Learn more about the Kalash society July 20, 2010Posted by Yilan in Afghanistan, Macedonia.
Tags: Afghanistan, Kalash, Macedonia
A woman has to move to Bashali to give birth and has to stay there for at least 10 days. Even if a boy is born, he is not considered a ‘man’ until he is six years old. The boy has to live with women and he is not allowed to wear pants or pyjamas for six years since his birth. A big celebration is held when a boy turns six and wears a ‘shalwar’ or pants. After that he eats only with men and not with women. A goat is also sacrificed to mark the occasion and the meat is eaten only by the men.
Alexander the Great (356-323 BC), who conquered the Persian empire and annexed it to Macedonia, is considered one of the greatest military geniuses of all times. In the winter of 327 BC, Alexander passed through what is now Pakistan during his campaign to invade the Indian subcontinent. It is not known exactly where he crossed, but it’s believed that he went up the Kunar River in Pakistan, close to where the Kalash live now, and crossed a mountain pass into what is now Bajaur Valley.
The Kalash are known for their unique way of dressing, especially the attire of their womenfolk. All women wear black robes called ‘Piran’ and it takes at least nine metres of cloth to make one dress. With the passage of time, the black robe has started drawing on diverse fashion influences and has come to be decorated with accessories and colourful embroidery coupled with beads, shells and coins.
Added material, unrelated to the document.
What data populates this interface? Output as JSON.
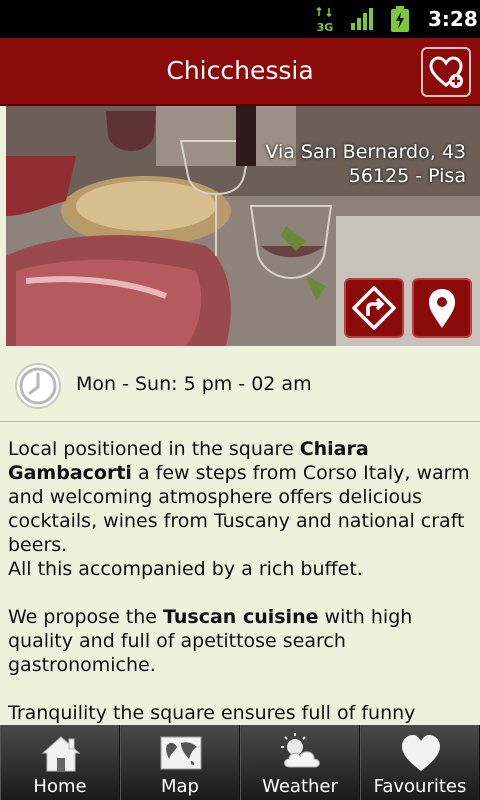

The Kalash attire is centuries old and has not changed much from its original form. As the belief goes, the women of Kalash started wearing black in honour of a prince called ‘Kala Shehzada’ (black prince) who ruled them centuries ago.
The women wear an extraordinarily large headgear called ‘Kopus’ embellished with buttons, beads and shells, which in some cases tops two kilogrammes in weight. The cost of one dress varies from 2,500 rupees (Dh110) to 6,000 rupees (Dh180), which is a lot of money for the average Kalash.
Robes and belts
Women’s robes cover the entire body right down to the feet and are tied around the stomach with a belt called ‘Chehare’. The average Kalash goes in for four or five dresses a year to coincide with festive occasions. Kalash men normally wear Shalwar-Kameez, a combination of long tunics and trousers, with Chitrali caps that could be black or white.